Website and app data records
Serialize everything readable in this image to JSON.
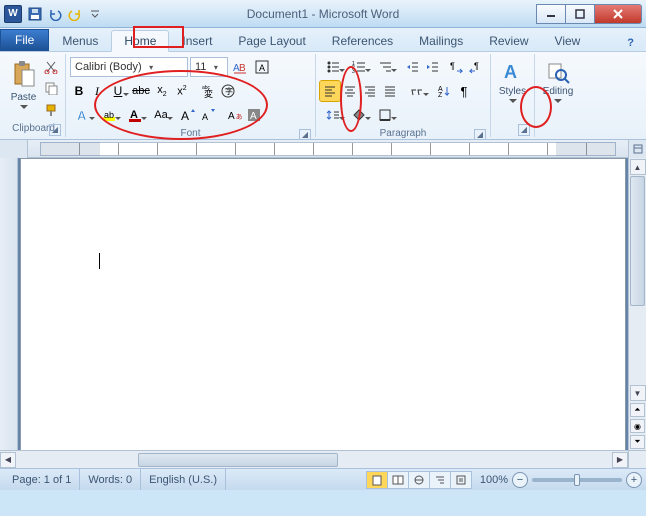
{
  "title": "Document1 - Microsoft Word",
  "qat": {
    "save": "Save",
    "undo": "Undo",
    "redo": "Redo"
  },
  "win": {
    "min": "Minimize",
    "max": "Maximize",
    "close": "Close"
  },
  "tabs": {
    "file": "File",
    "items": [
      "Menus",
      "Home",
      "Insert",
      "Page Layout",
      "References",
      "Mailings",
      "Review",
      "View"
    ],
    "active_index": 1,
    "help": "?"
  },
  "ribbon": {
    "clipboard": {
      "label": "Clipboard",
      "paste": "Paste"
    },
    "font": {
      "label": "Font",
      "name": "Calibri (Body)",
      "size": "11"
    },
    "paragraph": {
      "label": "Paragraph"
    },
    "styles": {
      "label": "Styles",
      "btn": "Styles"
    },
    "editing": {
      "label": "Editing",
      "btn": "Editing"
    }
  },
  "status": {
    "page": "Page: 1 of 1",
    "words": "Words: 0",
    "lang": "English (U.S.)",
    "zoom": "100%"
  }
}
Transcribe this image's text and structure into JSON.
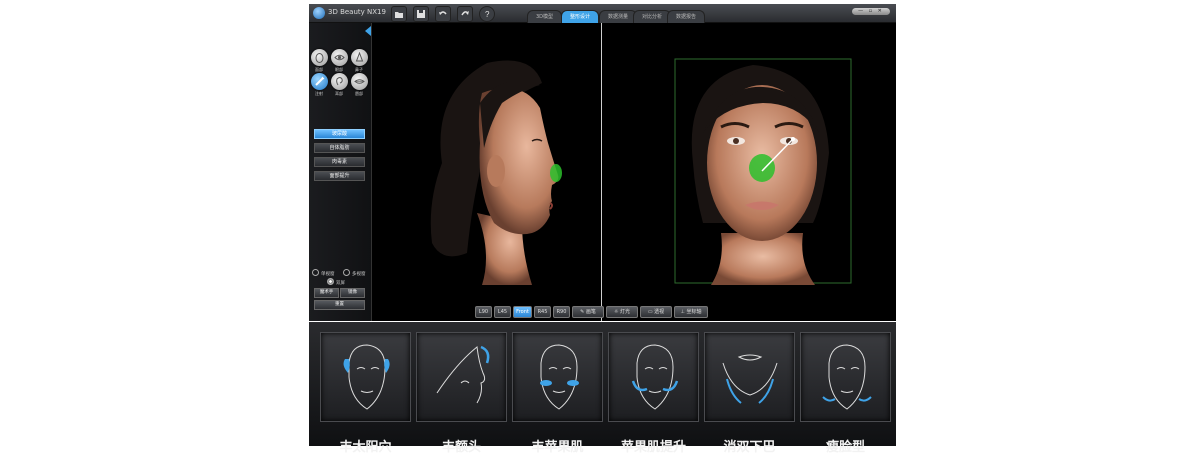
{
  "app": {
    "title": "3D Beauty NX19",
    "tabs": [
      {
        "label": "3D模型",
        "active": false
      },
      {
        "label": "整形设计",
        "active": true
      },
      {
        "label": "数据测量",
        "active": false
      },
      {
        "label": "对比分析",
        "active": false
      },
      {
        "label": "数据报告",
        "active": false
      }
    ],
    "window_controls": "— ▫ ✕",
    "accent_color": "#3fa3e8"
  },
  "toolbar": {
    "icons": [
      "folder-icon",
      "save-icon",
      "undo-icon",
      "redo-icon",
      "help-icon"
    ]
  },
  "sidebar": {
    "features": [
      {
        "label": "面部",
        "icon": "face-icon",
        "selected": false
      },
      {
        "label": "眼部",
        "icon": "eye-icon",
        "selected": false
      },
      {
        "label": "鼻子",
        "icon": "nose-icon",
        "selected": false
      },
      {
        "label": "注射",
        "icon": "syringe-icon",
        "selected": true
      },
      {
        "label": "耳部",
        "icon": "ear-icon",
        "selected": false
      },
      {
        "label": "唇部",
        "icon": "lips-icon",
        "selected": false
      }
    ],
    "procedures": [
      {
        "label": "玻尿酸",
        "selected": true
      },
      {
        "label": "自体脂肪",
        "selected": false
      },
      {
        "label": "肉毒素",
        "selected": false
      },
      {
        "label": "面部提升",
        "selected": false
      }
    ],
    "view_modes": {
      "single": "单视窗",
      "multi": "多视窗",
      "dual": "双屏"
    },
    "buttons": {
      "magic": "魔术手",
      "mirror": "镜像",
      "reset": "重置"
    }
  },
  "viewbar": {
    "angles": [
      {
        "label": "L90",
        "active": false
      },
      {
        "label": "L45",
        "active": false
      },
      {
        "label": "Front",
        "active": true
      },
      {
        "label": "R45",
        "active": false
      },
      {
        "label": "R90",
        "active": false
      }
    ],
    "tools": [
      {
        "label": "画笔",
        "icon": "pen-icon"
      },
      {
        "label": "灯光",
        "icon": "light-icon"
      },
      {
        "label": "透视",
        "icon": "perspective-icon"
      },
      {
        "label": "坐标轴",
        "icon": "axis-icon"
      }
    ]
  },
  "treatments": [
    {
      "label": "丰太阳穴",
      "icon": "temple-icon"
    },
    {
      "label": "丰额头",
      "icon": "forehead-icon"
    },
    {
      "label": "丰苹果肌",
      "icon": "cheek-icon"
    },
    {
      "label": "苹果肌提升",
      "icon": "cheek-lift-icon"
    },
    {
      "label": "消双下巴",
      "icon": "double-chin-icon"
    },
    {
      "label": "瘦脸型",
      "icon": "slim-face-icon"
    }
  ]
}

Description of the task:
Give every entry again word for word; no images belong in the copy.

Output of the exercise:
Serialize everything readable in this image to JSON.
{
  "title": "Document1 - Microsoft Word",
  "qat": {
    "save": "Save",
    "undo": "Undo",
    "redo": "Redo"
  },
  "win": {
    "min": "Minimize",
    "max": "Maximize",
    "close": "Close"
  },
  "tabs": {
    "file": "File",
    "items": [
      "Menus",
      "Home",
      "Insert",
      "Page Layout",
      "References",
      "Mailings",
      "Review",
      "View"
    ],
    "active_index": 1,
    "help": "?"
  },
  "ribbon": {
    "clipboard": {
      "label": "Clipboard",
      "paste": "Paste"
    },
    "font": {
      "label": "Font",
      "name": "Calibri (Body)",
      "size": "11"
    },
    "paragraph": {
      "label": "Paragraph"
    },
    "styles": {
      "label": "Styles",
      "btn": "Styles"
    },
    "editing": {
      "label": "Editing",
      "btn": "Editing"
    }
  },
  "status": {
    "page": "Page: 1 of 1",
    "words": "Words: 0",
    "lang": "English (U.S.)",
    "zoom": "100%"
  }
}
Transcribe this image's text and structure into JSON.
{
  "app": {
    "title": "3D Beauty NX19",
    "tabs": [
      {
        "label": "3D模型",
        "active": false
      },
      {
        "label": "整形设计",
        "active": true
      },
      {
        "label": "数据测量",
        "active": false
      },
      {
        "label": "对比分析",
        "active": false
      },
      {
        "label": "数据报告",
        "active": false
      }
    ],
    "window_controls": "— ▫ ✕",
    "accent_color": "#3fa3e8"
  },
  "toolbar": {
    "icons": [
      "folder-icon",
      "save-icon",
      "undo-icon",
      "redo-icon",
      "help-icon"
    ]
  },
  "sidebar": {
    "features": [
      {
        "label": "面部",
        "icon": "face-icon",
        "selected": false
      },
      {
        "label": "眼部",
        "icon": "eye-icon",
        "selected": false
      },
      {
        "label": "鼻子",
        "icon": "nose-icon",
        "selected": false
      },
      {
        "label": "注射",
        "icon": "syringe-icon",
        "selected": true
      },
      {
        "label": "耳部",
        "icon": "ear-icon",
        "selected": false
      },
      {
        "label": "唇部",
        "icon": "lips-icon",
        "selected": false
      }
    ],
    "procedures": [
      {
        "label": "玻尿酸",
        "selected": true
      },
      {
        "label": "自体脂肪",
        "selected": false
      },
      {
        "label": "肉毒素",
        "selected": false
      },
      {
        "label": "面部提升",
        "selected": false
      }
    ],
    "view_modes": {
      "single": "单视窗",
      "multi": "多视窗",
      "dual": "双屏"
    },
    "buttons": {
      "magic": "魔术手",
      "mirror": "镜像",
      "reset": "重置"
    }
  },
  "viewbar": {
    "angles": [
      {
        "label": "L90",
        "active": false
      },
      {
        "label": "L45",
        "active": false
      },
      {
        "label": "Front",
        "active": true
      },
      {
        "label": "R45",
        "active": false
      },
      {
        "label": "R90",
        "active": false
      }
    ],
    "tools": [
      {
        "label": "画笔",
        "icon": "pen-icon"
      },
      {
        "label": "灯光",
        "icon": "light-icon"
      },
      {
        "label": "透视",
        "icon": "perspective-icon"
      },
      {
        "label": "坐标轴",
        "icon": "axis-icon"
      }
    ]
  },
  "treatments": [
    {
      "label": "丰太阳穴",
      "icon": "temple-icon"
    },
    {
      "label": "丰额头",
      "icon": "forehead-icon"
    },
    {
      "label": "丰苹果肌",
      "icon": "cheek-icon"
    },
    {
      "label": "苹果肌提升",
      "icon": "cheek-lift-icon"
    },
    {
      "label": "消双下巴",
      "icon": "double-chin-icon"
    },
    {
      "label": "瘦脸型",
      "icon": "slim-face-icon"
    }
  ]
}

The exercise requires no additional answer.